In the data below, locate each line with the word "this" and list it.

# Provided data
'''
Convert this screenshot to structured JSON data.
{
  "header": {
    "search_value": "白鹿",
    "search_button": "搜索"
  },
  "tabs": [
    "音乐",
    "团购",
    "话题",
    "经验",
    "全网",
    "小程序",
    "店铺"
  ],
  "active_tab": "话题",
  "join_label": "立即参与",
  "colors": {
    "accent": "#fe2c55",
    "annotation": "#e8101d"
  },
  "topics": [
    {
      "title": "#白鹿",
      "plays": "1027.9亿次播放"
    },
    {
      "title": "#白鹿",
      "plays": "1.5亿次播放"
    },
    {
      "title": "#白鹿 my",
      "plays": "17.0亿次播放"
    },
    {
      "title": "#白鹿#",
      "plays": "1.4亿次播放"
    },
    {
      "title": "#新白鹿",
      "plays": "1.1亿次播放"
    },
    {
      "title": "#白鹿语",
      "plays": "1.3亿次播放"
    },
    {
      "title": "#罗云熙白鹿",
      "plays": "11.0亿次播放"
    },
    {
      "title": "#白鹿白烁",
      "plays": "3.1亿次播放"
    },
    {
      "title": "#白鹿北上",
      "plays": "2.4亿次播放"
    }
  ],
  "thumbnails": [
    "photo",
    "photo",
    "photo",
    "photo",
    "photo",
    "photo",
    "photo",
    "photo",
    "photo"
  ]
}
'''
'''
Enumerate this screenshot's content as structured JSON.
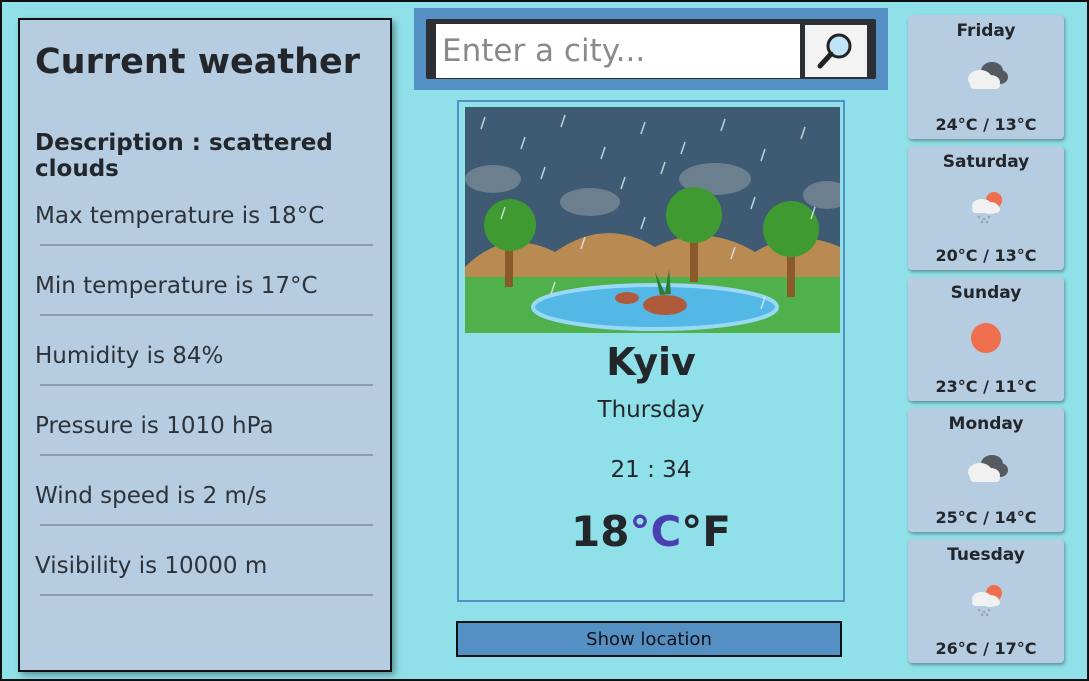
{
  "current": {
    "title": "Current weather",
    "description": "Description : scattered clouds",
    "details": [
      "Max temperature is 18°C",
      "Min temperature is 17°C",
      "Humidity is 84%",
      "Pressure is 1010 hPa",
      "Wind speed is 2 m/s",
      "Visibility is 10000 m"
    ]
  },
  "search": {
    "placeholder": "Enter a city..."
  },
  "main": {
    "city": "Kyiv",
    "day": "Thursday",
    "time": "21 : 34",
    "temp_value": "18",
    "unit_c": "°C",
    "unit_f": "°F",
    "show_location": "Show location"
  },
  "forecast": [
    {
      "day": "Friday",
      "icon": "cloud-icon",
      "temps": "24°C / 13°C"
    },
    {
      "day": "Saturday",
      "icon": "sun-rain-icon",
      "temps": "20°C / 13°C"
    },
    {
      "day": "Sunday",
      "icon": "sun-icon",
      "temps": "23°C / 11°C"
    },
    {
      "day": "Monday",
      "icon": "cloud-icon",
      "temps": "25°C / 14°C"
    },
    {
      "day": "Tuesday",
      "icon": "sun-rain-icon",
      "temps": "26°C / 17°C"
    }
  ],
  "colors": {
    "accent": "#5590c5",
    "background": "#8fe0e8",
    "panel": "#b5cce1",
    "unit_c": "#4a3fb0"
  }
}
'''
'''
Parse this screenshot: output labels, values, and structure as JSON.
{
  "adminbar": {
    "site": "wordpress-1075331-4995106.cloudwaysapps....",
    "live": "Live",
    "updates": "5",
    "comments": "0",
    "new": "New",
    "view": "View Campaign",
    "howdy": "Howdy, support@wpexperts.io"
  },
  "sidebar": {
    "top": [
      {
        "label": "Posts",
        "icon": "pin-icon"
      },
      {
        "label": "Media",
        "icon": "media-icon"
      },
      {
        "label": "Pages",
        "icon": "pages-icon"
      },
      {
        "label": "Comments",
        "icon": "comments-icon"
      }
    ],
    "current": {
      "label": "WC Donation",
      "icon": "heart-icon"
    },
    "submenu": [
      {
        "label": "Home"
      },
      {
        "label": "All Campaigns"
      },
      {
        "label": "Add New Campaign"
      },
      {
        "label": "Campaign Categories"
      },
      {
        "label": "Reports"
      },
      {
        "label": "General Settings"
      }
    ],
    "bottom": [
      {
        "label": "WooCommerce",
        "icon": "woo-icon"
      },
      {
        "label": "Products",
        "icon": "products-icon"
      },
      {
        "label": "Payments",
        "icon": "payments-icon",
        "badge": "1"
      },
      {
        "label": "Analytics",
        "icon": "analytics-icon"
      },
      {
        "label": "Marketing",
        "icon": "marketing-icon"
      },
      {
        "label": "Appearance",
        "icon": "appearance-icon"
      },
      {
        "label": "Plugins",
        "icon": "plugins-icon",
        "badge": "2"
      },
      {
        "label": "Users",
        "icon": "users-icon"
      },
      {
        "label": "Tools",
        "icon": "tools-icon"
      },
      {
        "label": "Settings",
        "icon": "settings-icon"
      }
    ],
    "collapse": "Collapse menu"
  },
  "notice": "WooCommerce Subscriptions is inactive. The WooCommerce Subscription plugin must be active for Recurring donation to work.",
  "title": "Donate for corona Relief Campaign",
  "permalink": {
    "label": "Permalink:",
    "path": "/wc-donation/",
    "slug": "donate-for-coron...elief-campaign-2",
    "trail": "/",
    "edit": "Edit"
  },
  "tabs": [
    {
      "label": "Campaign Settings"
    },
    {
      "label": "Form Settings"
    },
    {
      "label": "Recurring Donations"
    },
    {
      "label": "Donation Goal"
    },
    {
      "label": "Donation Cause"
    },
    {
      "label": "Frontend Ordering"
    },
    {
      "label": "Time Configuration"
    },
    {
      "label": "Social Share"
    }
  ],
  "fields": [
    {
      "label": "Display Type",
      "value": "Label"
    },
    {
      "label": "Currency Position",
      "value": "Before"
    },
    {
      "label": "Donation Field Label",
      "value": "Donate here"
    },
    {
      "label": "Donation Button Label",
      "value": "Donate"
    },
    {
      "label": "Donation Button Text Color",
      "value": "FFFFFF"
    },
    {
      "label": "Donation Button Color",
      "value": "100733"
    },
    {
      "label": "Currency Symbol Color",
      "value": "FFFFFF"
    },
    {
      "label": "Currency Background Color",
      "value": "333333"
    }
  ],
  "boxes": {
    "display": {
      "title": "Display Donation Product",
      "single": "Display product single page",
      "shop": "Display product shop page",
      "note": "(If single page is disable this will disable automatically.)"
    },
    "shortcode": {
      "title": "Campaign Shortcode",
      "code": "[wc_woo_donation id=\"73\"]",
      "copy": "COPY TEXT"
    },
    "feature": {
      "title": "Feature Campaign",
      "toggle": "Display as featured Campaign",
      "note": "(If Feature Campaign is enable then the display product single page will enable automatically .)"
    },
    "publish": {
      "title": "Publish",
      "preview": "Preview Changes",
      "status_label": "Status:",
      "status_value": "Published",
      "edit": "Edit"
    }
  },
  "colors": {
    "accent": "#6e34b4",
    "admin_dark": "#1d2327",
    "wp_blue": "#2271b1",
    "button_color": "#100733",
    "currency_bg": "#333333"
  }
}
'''
# Response to the task
Convert this screenshot to structured JSON data.
Enumerate this screenshot's content as structured JSON.
Parse this screenshot: output labels, values, and structure as JSON.
      "note": "(If single page is disable this will disable automatically.)"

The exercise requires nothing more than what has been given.